After graduating from Humboldt State University with a degree in psychology, Kristin realized there is no scarier place than the warped human psyche. Wanting to combine her love of writing with her desire to paint twisted villains, Kristin wound up in the unlikeliest of places—the classroom. She taught high school and middle school English before giving in to the desire to create her own world, where villains can be sympathetic and heroes can be devilishly good.

She is represented by Nalini Akolekar of Spencerhill Associates Ltd. and writes dark paranormal romances and toe curling romantic suspense.

 links: Website/Facebook/Twitter

The author will be giving away a $25 Amazon GC to one randomly drawn commenter during the tour. Don't forget to follow the tour and comment!
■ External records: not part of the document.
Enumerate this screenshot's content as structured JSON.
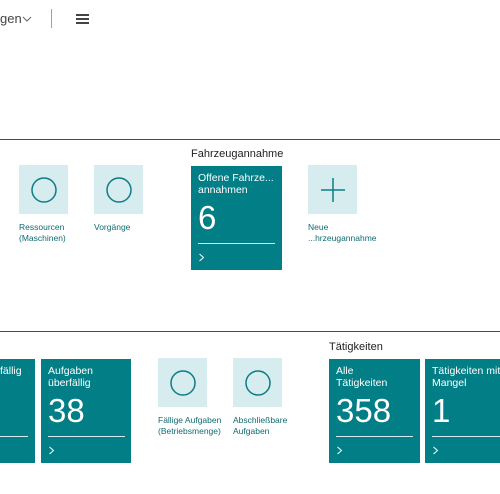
{
  "header": {
    "menu_label": "gen",
    "chevron_icon": "chevron-down-icon",
    "menu_icon": "hamburger-menu-icon"
  },
  "sections": {
    "fahrzeugannahme_title": "Fahrzeugannahme",
    "taetigkeiten_title": "Tätigkeiten"
  },
  "actions_row1": [
    {
      "label_line1": "Ressourcen",
      "label_line2": "(Maschinen)",
      "icon": "circle-icon"
    },
    {
      "label_line1": "Vorgänge",
      "label_line2": "",
      "icon": "circle-icon"
    },
    {
      "label_line1": "Neue",
      "label_line2": "...hrzeugannahme",
      "icon": "plus-icon"
    }
  ],
  "cues_row1": [
    {
      "title_line1": "Offene Fahrze...",
      "title_line2": "annahmen",
      "value": "6"
    }
  ],
  "cues_row2": [
    {
      "title_line1": "fällig",
      "title_line2": "",
      "value": ""
    },
    {
      "title_line1": "Aufgaben",
      "title_line2": "überfällig",
      "value": "38"
    },
    {
      "title_line1": "Alle",
      "title_line2": "Tätigkeiten",
      "value": "358"
    },
    {
      "title_line1": "Tätigkeiten mit",
      "title_line2": "Mangel",
      "value": "1"
    }
  ],
  "actions_row2": [
    {
      "label_line1": "Fällige Aufgaben",
      "label_line2": "(Betriebsmenge)",
      "icon": "circle-icon"
    },
    {
      "label_line1": "Abschließbare",
      "label_line2": "Aufgaben",
      "icon": "circle-icon"
    }
  ],
  "colors": {
    "cue_background": "#027e87",
    "action_background": "#d6ecee",
    "action_icon": "#0e7c86"
  }
}
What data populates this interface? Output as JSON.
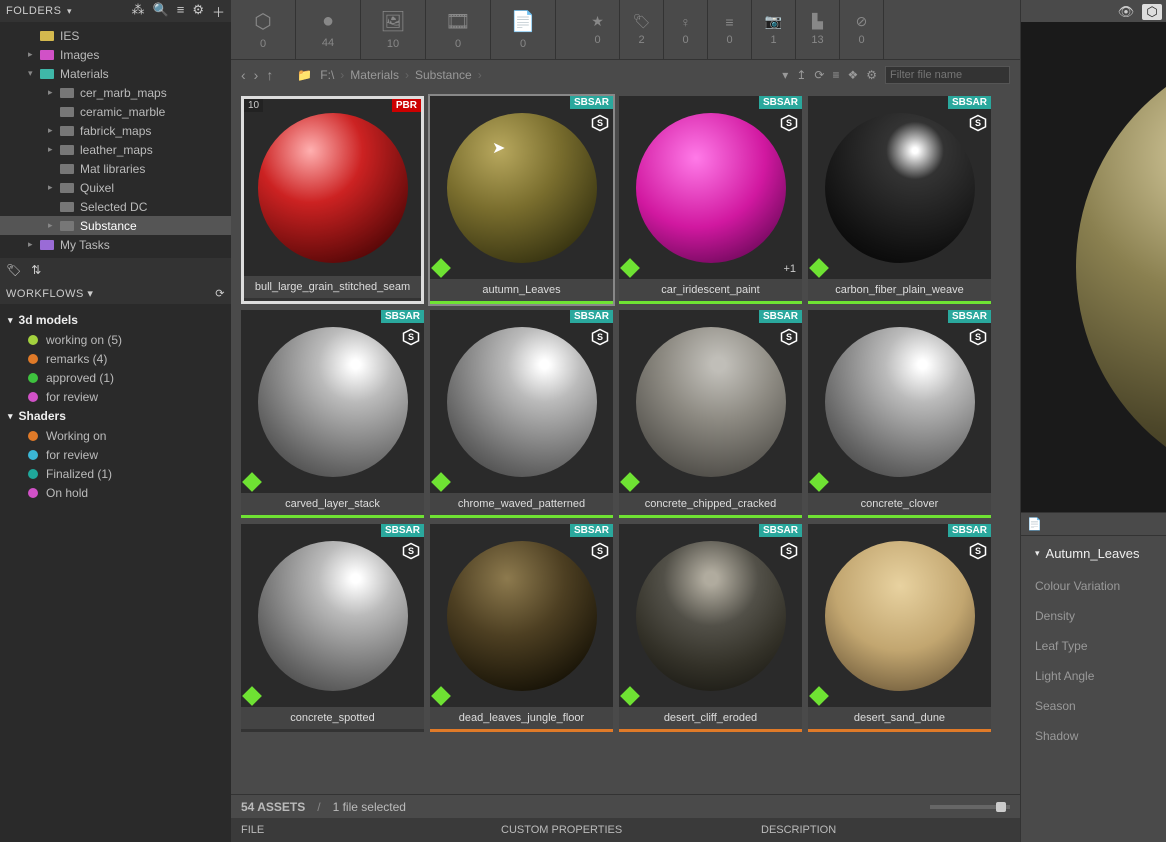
{
  "left": {
    "folders_label": "FOLDERS",
    "tree": [
      {
        "label": "IES",
        "indent": 28,
        "arrow": "",
        "color": "#d4b94e"
      },
      {
        "label": "Images",
        "indent": 28,
        "arrow": "▸",
        "color": "#d151c7"
      },
      {
        "label": "Materials",
        "indent": 28,
        "arrow": "▾",
        "color": "#3fb7a8"
      },
      {
        "label": "cer_marb_maps",
        "indent": 48,
        "arrow": "▸",
        "color": "#777"
      },
      {
        "label": "ceramic_marble",
        "indent": 48,
        "arrow": "",
        "color": "#777"
      },
      {
        "label": "fabrick_maps",
        "indent": 48,
        "arrow": "▸",
        "color": "#777"
      },
      {
        "label": "leather_maps",
        "indent": 48,
        "arrow": "▸",
        "color": "#777"
      },
      {
        "label": "Mat libraries",
        "indent": 48,
        "arrow": "",
        "color": "#777"
      },
      {
        "label": "Quixel",
        "indent": 48,
        "arrow": "▸",
        "color": "#777"
      },
      {
        "label": "Selected DC",
        "indent": 48,
        "arrow": "",
        "color": "#777"
      },
      {
        "label": "Substance",
        "indent": 48,
        "arrow": "▸",
        "color": "#777",
        "selected": true
      },
      {
        "label": "My Tasks",
        "indent": 28,
        "arrow": "▸",
        "color": "#9a6bd6"
      }
    ],
    "workflows_label": "WORKFLOWS",
    "wf": [
      {
        "type": "group",
        "label": "3d models"
      },
      {
        "type": "item",
        "dot": "#a3d23e",
        "label": "working on  (5)"
      },
      {
        "type": "item",
        "dot": "#e07a28",
        "label": "remarks  (4)"
      },
      {
        "type": "item",
        "dot": "#3ec23e",
        "label": "approved  (1)"
      },
      {
        "type": "item",
        "dot": "#d151c7",
        "label": "for review"
      },
      {
        "type": "group",
        "label": "Shaders"
      },
      {
        "type": "item",
        "dot": "#e07a28",
        "label": "Working on"
      },
      {
        "type": "item",
        "dot": "#3bb7d6",
        "label": "for review"
      },
      {
        "type": "item",
        "dot": "#1fa89b",
        "label": "Finalized  (1)"
      },
      {
        "type": "item",
        "dot": "#d151c7",
        "label": "On hold"
      }
    ]
  },
  "toolbar": {
    "large": [
      {
        "icon": "⬡",
        "count": "0"
      },
      {
        "icon": "●",
        "count": "44"
      },
      {
        "icon": "🖼",
        "count": "10"
      },
      {
        "icon": "🎞",
        "count": "0"
      },
      {
        "icon": "📄",
        "count": "0"
      }
    ],
    "small": [
      {
        "icon": "★",
        "count": "0"
      },
      {
        "icon": "🏷",
        "count": "2"
      },
      {
        "icon": "♀",
        "count": "0"
      },
      {
        "icon": "≡",
        "count": "0"
      },
      {
        "icon": "📷",
        "count": "1"
      },
      {
        "icon": "▙",
        "count": "13"
      },
      {
        "icon": "⊘",
        "count": "0"
      }
    ]
  },
  "nav": {
    "crumbs": [
      "F:\\",
      "Materials",
      "Substance"
    ],
    "filter_placeholder": "Filter file name"
  },
  "assets": [
    {
      "name": "bull_large_grain_stitched_seam",
      "badge": "PBR",
      "badge_count": "10",
      "sphere": "red",
      "first": true
    },
    {
      "name": "autumn_Leaves",
      "badge": "SBSAR",
      "sphere": "olive",
      "underline": "#6fe233",
      "selected": true,
      "cursor": true
    },
    {
      "name": "car_iridescent_paint",
      "badge": "SBSAR",
      "sphere": "magenta",
      "underline": "#6fe233",
      "plus": "+1"
    },
    {
      "name": "carbon_fiber_plain_weave",
      "badge": "SBSAR",
      "sphere": "dark",
      "underline": "#6fe233"
    },
    {
      "name": "carved_layer_stack",
      "badge": "SBSAR",
      "sphere": "grey",
      "underline": "#6fe233"
    },
    {
      "name": "chrome_waved_patterned",
      "badge": "SBSAR",
      "sphere": "grey",
      "underline": "#6fe233"
    },
    {
      "name": "concrete_chipped_cracked",
      "badge": "SBSAR",
      "sphere": "concrete",
      "underline": "#6fe233"
    },
    {
      "name": "concrete_clover",
      "badge": "SBSAR",
      "sphere": "grey",
      "underline": "#6fe233"
    },
    {
      "name": "concrete_spotted",
      "badge": "SBSAR",
      "sphere": "grey",
      "underline": ""
    },
    {
      "name": "dead_leaves_jungle_floor",
      "badge": "SBSAR",
      "sphere": "darkmud",
      "underline": "#e07a28"
    },
    {
      "name": "desert_cliff_eroded",
      "badge": "SBSAR",
      "sphere": "cliff",
      "underline": "#e07a28"
    },
    {
      "name": "desert_sand_dune",
      "badge": "SBSAR",
      "sphere": "dune",
      "underline": "#e07a28"
    }
  ],
  "status": {
    "assets": "54 ASSETS",
    "selected": "1 file selected"
  },
  "table_headers": {
    "file": "FILE",
    "custom": "CUSTOM PROPERTIES",
    "desc": "DESCRIPTION"
  },
  "right": {
    "title": "Autumn_Leaves",
    "props": [
      "Colour Variation",
      "Density",
      "Leaf Type",
      "Light Angle",
      "Season",
      "Shadow"
    ]
  }
}
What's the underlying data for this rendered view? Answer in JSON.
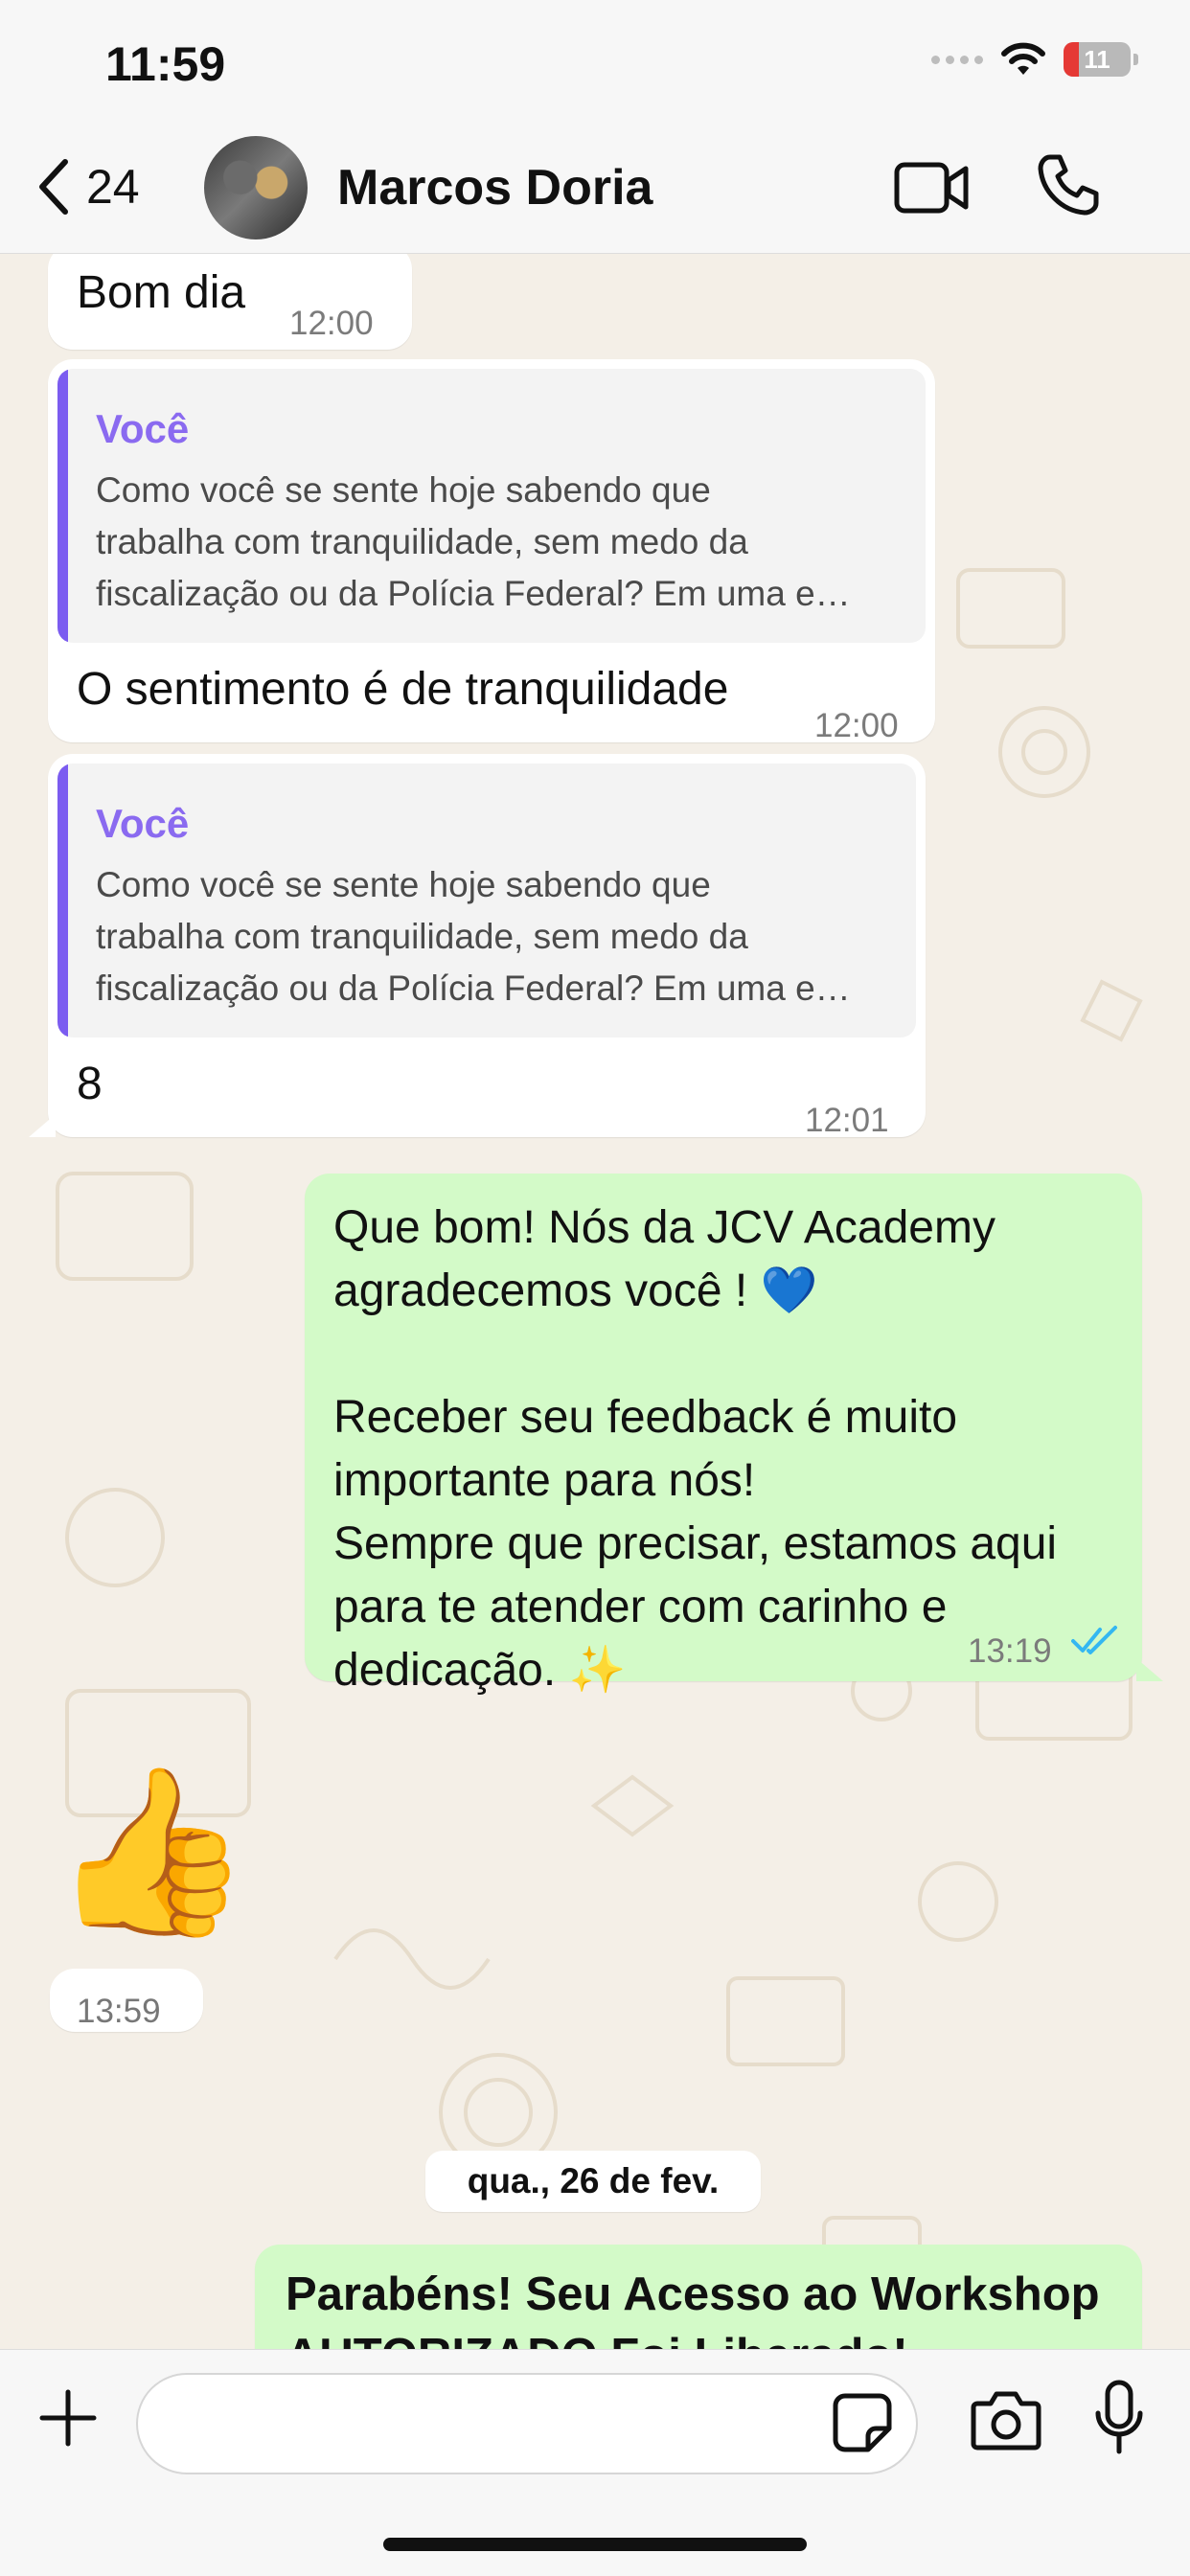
{
  "status_bar": {
    "time": "11:59",
    "battery": "11"
  },
  "header": {
    "back_count": "24",
    "contact_name": "Marcos Doria"
  },
  "messages": [
    {
      "direction": "in",
      "text": "Bom dia",
      "time": "12:00"
    },
    {
      "direction": "in",
      "quote_author": "Você",
      "quote_text": "Como você se sente hoje sabendo que\ntrabalha com tranquilidade, sem medo da\nfiscalização ou da Polícia Federal? Em uma e…",
      "text": "O sentimento é de tranquilidade",
      "time": "12:00"
    },
    {
      "direction": "in",
      "quote_author": "Você",
      "quote_text": "Como você se sente hoje sabendo que\ntrabalha com tranquilidade, sem medo da\nfiscalização ou da Polícia Federal? Em uma e…",
      "text": "8",
      "time": "12:01"
    },
    {
      "direction": "out",
      "lines": [
        "Que bom! Nós da JCV Academy",
        "agradecemos você ! 💙",
        "",
        "Receber seu feedback é muito",
        "importante para nós!",
        "Sempre que precisar, estamos aqui",
        "para te atender com carinho e",
        "dedicação. ✨"
      ],
      "time": "13:19",
      "status": "read"
    },
    {
      "direction": "in",
      "emoji": "👍",
      "time": "13:59"
    },
    {
      "direction": "out",
      "text": "Parabéns! Seu Acesso ao Workshop AUTORIZADO Foi Liberado!"
    }
  ],
  "date_separator": "qua., 26 de fev.",
  "composer": {
    "value": ""
  },
  "colors": {
    "outgoing_bubble": "#d3fac8",
    "incoming_bubble": "#ffffff",
    "quote_accent": "#7b5cf0",
    "read_ticks": "#34b7f1"
  }
}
The more you comment, the better your chances of winning.

tour dates can be found here

We thank Kristin Miller and Goddess Fish Promotions


  1. Thanks for the review and excerpt. The book sounds fantastic!

    bchild5 at aol dot com

  2. Bad boys make for great reading. Always exciting & entertaining.


  3. We apologize for our crazy problems this morning! The blog seems to be okay now so we hope everyone enjoys Kristin's guest post and reads her book(s)!

  4. Interesting post today. Yes, we so love those bad boys! Kristin, if your book was ever made into a move (and it sounds good enough to be one BTW), who do you see playing the lead parts?

  5. Brenda--Thanks! Hope you give it a read. :)

    Marybelle--Nothing better to read, in my opinion...

    Meg and Laurie--Again, thanks for having me.

  6. Karen--Thanks so much! I haven't really thought about movie roles for my hero and heroine much...

    ...but I think Alex Pettyfer would play Ruan PERFECTLY--take a peek: http://www.alexanderpettyfer.com/
    Yummy, right?

    And I think Kate Bosworth would fit the role of Eve well. Not only because they both have dual-toned eyes and sleek blonde hair, but because they're both petite and feminine, yet strong.

    Great question! You got me thinking! :)

  7. Bad Boys...such a temptation. I don't think it ever goes away either. There is definitely plenty of material there ;)

    deadtossedwaves at gmail dot com

  8. "He’s an unsurpassed bad ass who treats the heroine like the queen she is." PERFECT! That's what I love about a bad boy: He's totally badass, but completely melts when it comes to his girl :-)


  9. Vivien--You are so right--tons of material! Almost every paranormal I read has a "bad boy" with different shades to his colorful character. :)

    Chelsea--I agree! As a writer, there's nothing better than creating a tough-as-nails hero, then writing the heroine who will drop him to his knees.

  10. Great excerpt. Looking forward to reading more.

    bacchus76 at myself dot com

  11. A great excerpt, I'm gonna have to try and get myself a copy!